After my very exciting day yesterday, attending The People’s Book Prize awards ceremony, I’m really very tired and perhaps I should be taking a nap rather than writing this blog post. The invitation had made it clear it was a ‘Black tie’ event, so I dusted off my best frock and matching bolero for the occasion. I don’t often get the chance to dress up for a formal event but always enjoy it when I do. On this occasion, however, it did feel slightly odd travelIing on the London Underground all dressed up in the middle of the afternoon on a weekday!
I was the first to arrive ready for the official photographs and dress rehearsal. My feet were already hurting by the time I arrived as I’m not used to wearing high heels. After a short rest, I was led up some stairs in the beautiful historic building of Stationer’s Hall in London and had my photo taken, holding up my book. The holding up of books was a feature of the whole evening as were supposed to carry them around with us at all times!
After a dress rehearsal where we had to line up in our category groups in the correct order (alphabetical by book title), we were eventually taken down some steps and through to another very grand room where we had drinks and could mingle for a while before dinner.
We had to keep very strictly to timings as we’d been told that the ceremony was being filmed and broadcast live by Sky News, so when we were called into dinner, nobody lingered… we all followed each other, like a flock of sheep, into the dining room and sat down at our allocated places. I was lucky enough to find myself at a table of three women and six men – a very good balance of numbers, I thought!
I was the only female author at the table, the others being: Joe Stein who was up for the fiction prize with his book, ‘Through Another Night’; Kevin Price with his children’s book ‘Curious Creatures’, Quentin Smith, another fiction author with ‘Huber’s Tattoo’; Rob Jones with his children’s book, ‘Bernard’, and, last but not least, Tim Wotton, who had written a memoir about living with cystic fibrosis called ‘How Have I Cheated Death?’
Beautifully presented and interesting dishes were presented to us, starting with pea mousse served with a sliver of air dried ham. You must understand they weren’t just any old peas and ham, the menu proudly announced the provenance of the two main ingredients – “Kentish Peas” and “Cumbrian Ham”.
For the main course we had Gressingham duck with fondant potato, cherries and glazed cabbage. The most creative course was the dessert which was a de-constructed trifle consisting of a sheet of Pimms jelly, blobs of lavender custard and mint and cucumber sorbet.
Waiters hovered, filling up our glasses at the first sign of a drop in the level of wine held within them. Throughout the meal I chatted with the others at the table, discovering a local connection with Rob Jones who happens to know a friend of mine.
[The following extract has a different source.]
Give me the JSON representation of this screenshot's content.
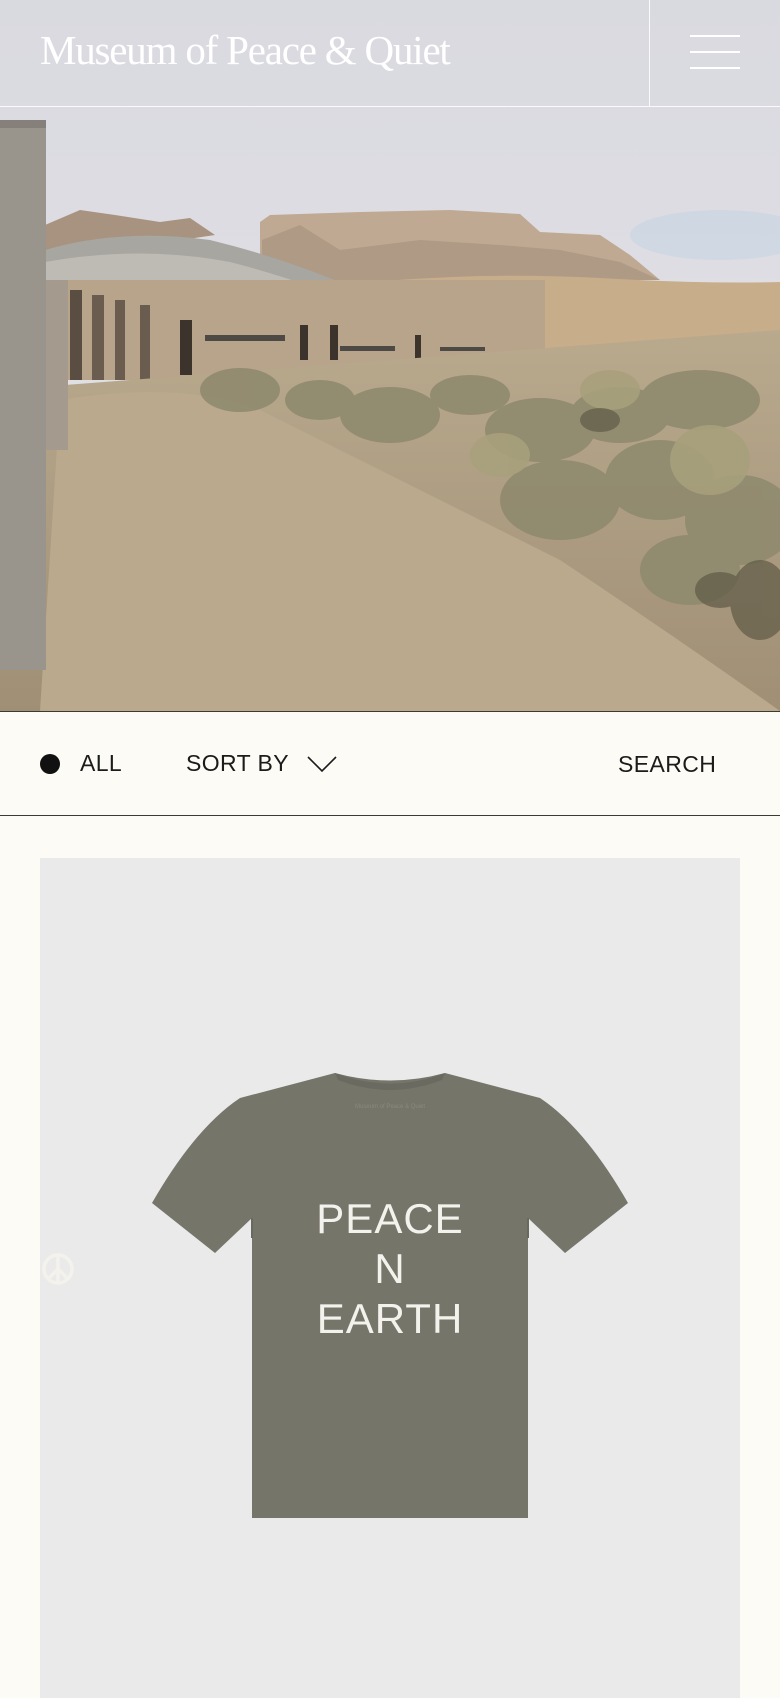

It’s certainly a small world! I had a lovely conversation with Tim Wotton and through the course of the evening was mistaken for both his wife and his mother!
As Frederick Forsyth, Patron of The People’s Book Prize, was unable to come along in person he had sent along a short video message wishing us all a fun evening. We watched and applauded politely.
Promptly at 8:20pm, the non-fiction finalists made their way to the stage, standing in their rehearsed positions as the camera panned along the line. Tension mounted as the presenter tore open the envelope. The winner was announced, “Grumpy Old Menopause” by Carol E Wyer!” Carol stepped up to the podium to receive the beautiful crystal trophy and give her little speech. It really was like the Oscars, only on a smaller scale.
Next up were the children’s finalists. Three of us from our table got up and followed the others onto the stage. My heart was pounding so loudly I was worried the microphone on the podium would pick up the sound and it would be broadcast across the nation!
Once again, the camera panned across as our names and book titles were read out and the presenter of the children’s book award ripped open the envelope.
“The winner is… Bernard by Rob Jones!” I was so delighted that someone on our table had won that I really wasn’t upset at all it hadn’t been me.
The fiction awards came next following exactly the same pattern, apart from having to wait while the adverts were on TV! Some of the people at the table had been following Sky News on their phones and so far nothing had been broadcast. This was to change with the fiction category. You can see the back of head at 3:24 on this video.
After coffee and some rather yummy chocolates we had to perform The Loving Cup ceremony. Rather than attempting to explain what we had to do and why, here’s a short video that shows it.
By that end of the evening, none of us were too certain what we had to do but we all helped each other along – symbolic of the camaraderie I felt and experienced throughout the evening.
I want to thank all friends of Agnil who have supported me and voted for the book in this competition. I would never have even been in the finals without you all! I didn’t win but I felt so privileged being there among such lovely people, breathing in the ambience. I came away with a renewed enthusiasm for writing and itching to get started on my next book. Perhaps I’m a winner after all!